On November 20, Yash Raj Studios in suburban Mumbai resembled a bank: there were long queues as people jostled to get in; tempers flew; stern-faced bouncers lurked about to keep the peace.

The transaction that drew journalists, photographers and camera crews out on a Sunday did not involve currency notes. Tamil director Shankar’s 2.0, the sequel to his hugely successful science fiction drama Endhiran (2010), will be released only in Diwali 2017, but the first look has hit the market early. The stakes have more than doubled since Sun Group chairperson Kalanithi Maran spent an alleged Rs 130 crore on Endhiran. The sequel has been bankrolled by Sri Lankan Tamil businessman Subaskaran Allirajah’s company Lyca Productions at an alleged cost of Rs 350 crore – “the most expensive film in Asia”, event compere Karan Johar reminded the crowds. (Allirajah, a London resident, also own the mobile network operator Lycamobile and has attracted controversy in the British press for his donations to the Conservative Party.)

In Endhiran, Rajinikanth played a genius scientist and his robot creation Chitti, while 2.0 explores the further adventures of Chitti. Like Endhiran, which had Aishwarya Rai Bachchan and Danny Denzongpa in the cast, 2.0 is a Tamil production that is aiming to conquer the lucrative Bollywood market. The cast includes Akshay Kumar and Amy Jackson, and the music is once again by AR Rahman.

The event was on a bigger scale than the trailer launch of the dubbed version of Endhiran, titled Robot, in Mumbai six years ago. In 2010, Rajinikanth, Kalanithi Maran, Shankar, editor Anthony, Rai Bachchan and Rahman had charmed the Mumbai media at a smaller and less unwieldy ceremony. Amitabh Bachchan, an old co-star and friend of Rajinikanth, had also attended the event, while the southern superstar, typically modestly dressed in a black shirt and jeans and without a wig to conceal his baldness, had send the crowd into raptures with his banter.

Rajinikanth during the launch of ‘Endhiran’ in Mumbai in 2010.

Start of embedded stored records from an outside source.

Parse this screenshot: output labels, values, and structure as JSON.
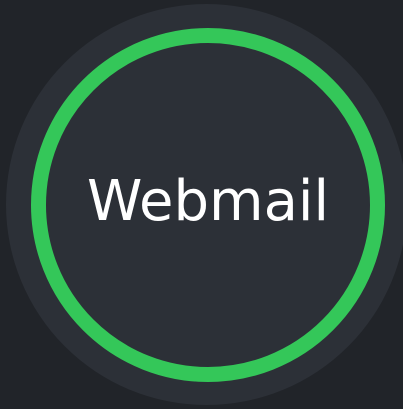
{
  "app_button": {
    "label": "Webmail",
    "icon": "webmail-app-icon",
    "status": "active"
  },
  "colors": {
    "background": "#212429",
    "disc": "#2c3037",
    "ring_accent": "#34c759",
    "label": "#ffffff"
  }
}
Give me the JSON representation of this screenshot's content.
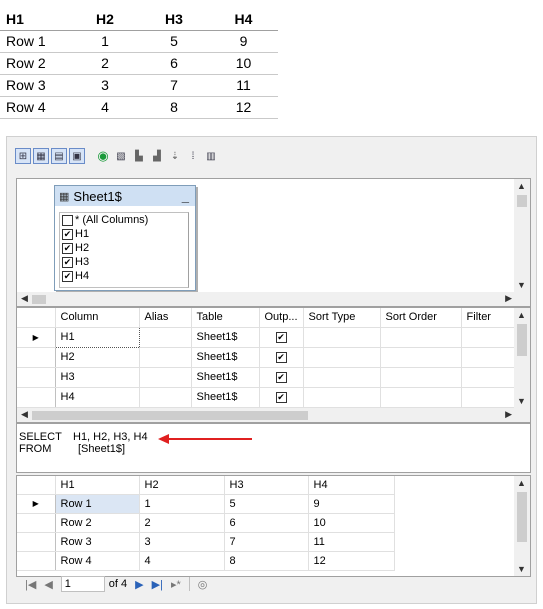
{
  "excel": {
    "headers": [
      "H1",
      "H2",
      "H3",
      "H4"
    ],
    "rows": [
      [
        "Row 1",
        "1",
        "5",
        "9"
      ],
      [
        "Row 2",
        "2",
        "6",
        "10"
      ],
      [
        "Row 3",
        "3",
        "7",
        "11"
      ],
      [
        "Row 4",
        "4",
        "8",
        "12"
      ]
    ]
  },
  "toolbar": {
    "icons": [
      "diagram-pane-icon",
      "criteria-pane-icon",
      "sql-pane-icon",
      "results-pane-icon",
      "run-icon",
      "verify-sql-icon",
      "group-by-icon",
      "sort-ascending-icon",
      "sort-descending-icon",
      "filter-icon",
      "add-table-icon"
    ]
  },
  "diagram": {
    "table_name": "Sheet1$",
    "columns": [
      {
        "label": "* (All Columns)",
        "checked": false
      },
      {
        "label": "H1",
        "checked": true
      },
      {
        "label": "H2",
        "checked": true
      },
      {
        "label": "H3",
        "checked": true
      },
      {
        "label": "H4",
        "checked": true
      }
    ]
  },
  "criteria": {
    "headers": [
      "Column",
      "Alias",
      "Table",
      "Outp...",
      "Sort Type",
      "Sort Order",
      "Filter"
    ],
    "rows": [
      {
        "column": "H1",
        "alias": "",
        "table": "Sheet1$",
        "output": true
      },
      {
        "column": "H2",
        "alias": "",
        "table": "Sheet1$",
        "output": true
      },
      {
        "column": "H3",
        "alias": "",
        "table": "Sheet1$",
        "output": true
      },
      {
        "column": "H4",
        "alias": "",
        "table": "Sheet1$",
        "output": true
      }
    ]
  },
  "sql": {
    "select_kw": "SELECT",
    "select_cols": "H1, H2, H3, H4",
    "from_kw": "FROM",
    "from_table": "[Sheet1$]"
  },
  "results": {
    "headers": [
      "H1",
      "H2",
      "H3",
      "H4"
    ],
    "rows": [
      [
        "Row 1",
        "1",
        "5",
        "9"
      ],
      [
        "Row 2",
        "2",
        "6",
        "10"
      ],
      [
        "Row 3",
        "3",
        "7",
        "11"
      ],
      [
        "Row 4",
        "4",
        "8",
        "12"
      ]
    ]
  },
  "navigator": {
    "current_page": "1",
    "of_label": "of 4"
  },
  "colors": {
    "arrow": "#e02020",
    "table_header": "#cfe0f3",
    "selected_cell": "#dbe6f4"
  }
}
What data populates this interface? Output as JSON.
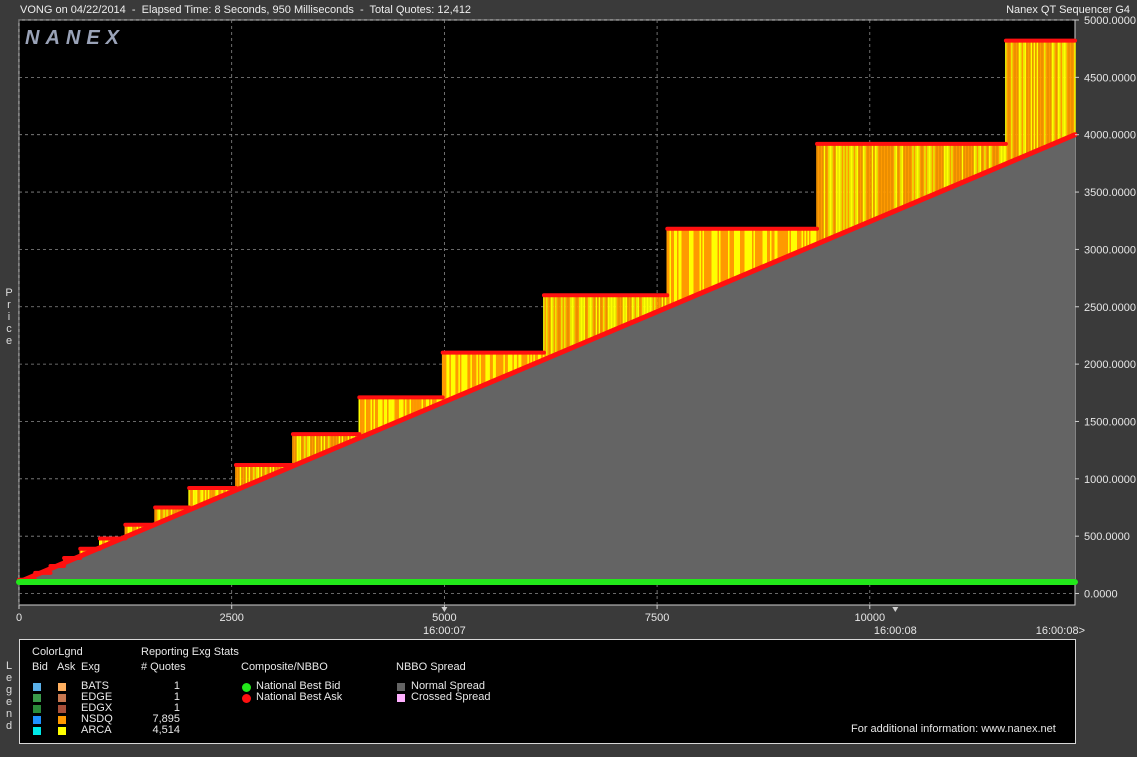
{
  "header": {
    "left_text": "VONG on 04/22/2014  -  Elapsed Time: 8 Seconds, 950 Milliseconds  -  Total Quotes: 12,412",
    "right_text": "Nanex QT Sequencer G4"
  },
  "watermark": "NANEX",
  "y_axis_title": "Price",
  "legend_title": "Legend",
  "colors": {
    "background": "#000000",
    "frame": "#3a3a3a",
    "spread_fill": "#646464",
    "bid_line": "#22e81a",
    "ask_line": "#ff1010",
    "quote_orange": "#ff9a00",
    "quote_yellow": "#ffff00"
  },
  "chart_data": {
    "type": "line",
    "title": "",
    "xlabel": "",
    "ylabel": "Price",
    "x_range": [
      0,
      12412
    ],
    "y_range": [
      -100,
      5000
    ],
    "x_ticks": [
      0,
      2500,
      5000,
      7500,
      10000
    ],
    "x_tick_labels": [
      "0",
      "2500",
      "5000",
      "7500",
      "10000"
    ],
    "time_ticks": [
      {
        "x": 5000,
        "label": "16:00:07"
      },
      {
        "x": 10300,
        "label": "16:00:08"
      },
      {
        "x": 12412,
        "label": "16:00:08>"
      }
    ],
    "y_ticks": [
      0,
      500,
      1000,
      1500,
      2000,
      2500,
      3000,
      3500,
      4000,
      4500,
      5000
    ],
    "y_tick_labels": [
      "0.0000",
      "500.0000",
      "1000.0000",
      "1500.0000",
      "2000.0000",
      "2500.0000",
      "3000.0000",
      "3500.0000",
      "4000.0000",
      "4500.0000",
      "5000.0000"
    ],
    "grid": true,
    "series": [
      {
        "name": "National Best Bid",
        "values": [
          [
            0,
            100
          ],
          [
            12412,
            100
          ]
        ]
      },
      {
        "name": "National Best Ask",
        "values": [
          [
            0,
            100
          ],
          [
            12412,
            4000
          ]
        ]
      },
      {
        "name": "ARCA",
        "steps": [
          [
            0,
            190,
            120
          ],
          [
            190,
            370,
            180
          ],
          [
            370,
            530,
            240
          ],
          [
            530,
            720,
            310
          ],
          [
            720,
            950,
            390
          ],
          [
            950,
            1250,
            480
          ],
          [
            1250,
            1600,
            600
          ],
          [
            1600,
            2000,
            750
          ],
          [
            2000,
            2550,
            920
          ],
          [
            2550,
            3220,
            1120
          ],
          [
            3220,
            4000,
            1390
          ],
          [
            4000,
            4980,
            1710
          ],
          [
            4980,
            6170,
            2100
          ],
          [
            6170,
            7620,
            2600
          ],
          [
            7620,
            9380,
            3180
          ],
          [
            9380,
            11600,
            3920
          ],
          [
            11600,
            12412,
            4820
          ]
        ]
      }
    ]
  },
  "legend": {
    "headers": {
      "color_legend": "ColorLgnd",
      "bid": "Bid",
      "ask": "Ask",
      "exg": "Exg",
      "reporting": "Reporting Exg Stats",
      "quotes": "# Quotes",
      "composite": "Composite/NBBO",
      "spread": "NBBO Spread"
    },
    "exchanges": [
      {
        "name": "BATS",
        "bid_color": "#5ab0e8",
        "ask_color": "#ffb060",
        "quotes": "1"
      },
      {
        "name": "EDGE",
        "bid_color": "#3a9a4a",
        "ask_color": "#c87850",
        "quotes": "1"
      },
      {
        "name": "EDGX",
        "bid_color": "#2a8a3a",
        "ask_color": "#a8503a",
        "quotes": "1"
      },
      {
        "name": "NSDQ",
        "bid_color": "#1e90ff",
        "ask_color": "#ff9a00",
        "quotes": "7,895"
      },
      {
        "name": "ARCA",
        "bid_color": "#00e8e8",
        "ask_color": "#ffff00",
        "quotes": "4,514"
      }
    ],
    "composite": [
      {
        "label": "National Best Bid",
        "color": "#22e81a"
      },
      {
        "label": "National Best Ask",
        "color": "#ff1010"
      }
    ],
    "spread": [
      {
        "label": "Normal Spread",
        "color": "#646464"
      },
      {
        "label": "Crossed Spread",
        "color": "#ffb0ff"
      }
    ],
    "info": "For additional information: www.nanex.net"
  }
}
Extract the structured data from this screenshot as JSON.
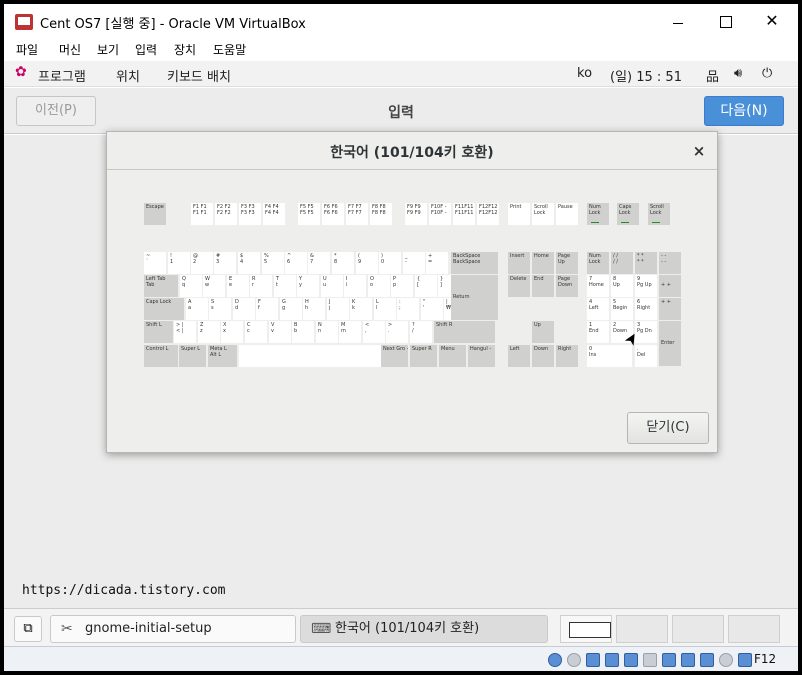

The queue was the first sign that the November 20 event was being taken as seriously as a Reserve Bank of India policy announcement. The media was given badges before being ushered into one of the YRF studio lots. Various WizCraft event management company staffers and bouncers ran about, while the fortunate guests who had the special invites that allowed them closer to the stage sauntered in.

Inside the venue, three giant screens displayed binary code in an effort to remind those who came in late of the movie’s basis in science fiction.

After a 105-minute delay, Karan Johar took the stage to guide the bashful crew of 2.0 through the evening. Hyperbole was the order of the day, perhaps to be expected from a production with a high-wattage cast and a budget that is enough to make a dozen films. “It is what you call a memorable day in the history of cinema,” Johar said, proving himself yet again to be the best candidate to talk up a movie that is several months away. “Legendary” was frequently bandied about as Shankar, Rahman, production designer Muthuraj, writer Jeyamohan (Abbas Tyrewala has written the Hindi dialogue), editor Anthony, cinematographer Nirav Shah, visual effects supervisor Srinivas Mohan, lyricist Madan Karkey, sound designer Resul Pookutty and actors Amy Jackson and Akshay Kumar all trooped onto the stage. From their various statements, here is what is known at this point about 2.0: it is going to be sold as a 3D film, and has also been shot with 3D cameras. The sound design is apparently going to involve a format that has not been used before in films. Rajinikanth’s Chitti is once again likely to be a dark character.

For all the grandiosity involved in the spectacle – even Salman Khan dropped by to declare his love for Rajinikanth and bless the project – there were hiccups. The still photographers at the back never stopped complaining about the poor lighting conditions. The 3D version of the teaser had a glitch, because of which it had to be played again – a very 1.0 problem for a movie that is claiming to be the most technologically advanced in the history of Indian cinema. The view of the photographers was ruined by a chair in which Rajinikanth’s hologram was perched before the actor came onto the stage in person. In the event’s best idea, augmented reality was used to project an image of Chitti sitting on the chair and answering questions.

The real Rajinikanth’s presence led to whistles and cheers, and the superstar, dressed in black, was his usual self-deprecating and bemused self. He was generous to a fault, and said that the real hero of 2.0 is Akshay Kumar, not him. “If I had been given a choice, I would have selected the character played by Akshay,” he said.

The intimacy and humour from the 2010 event was missing, which is to be expected given 2.0’s gargantuan ambitions. At the older event, only a few metres separated the stage and the press posse. This time, the 2.0 team seemed far away. The stakes are far higher, and the teaser launch of a movie whose release is many months away seems to be aimed at recruiting potential backers and distributors in the Mumbai film trade. The movie’s title is not just about the rebooted Chitti, but about the whole project itself.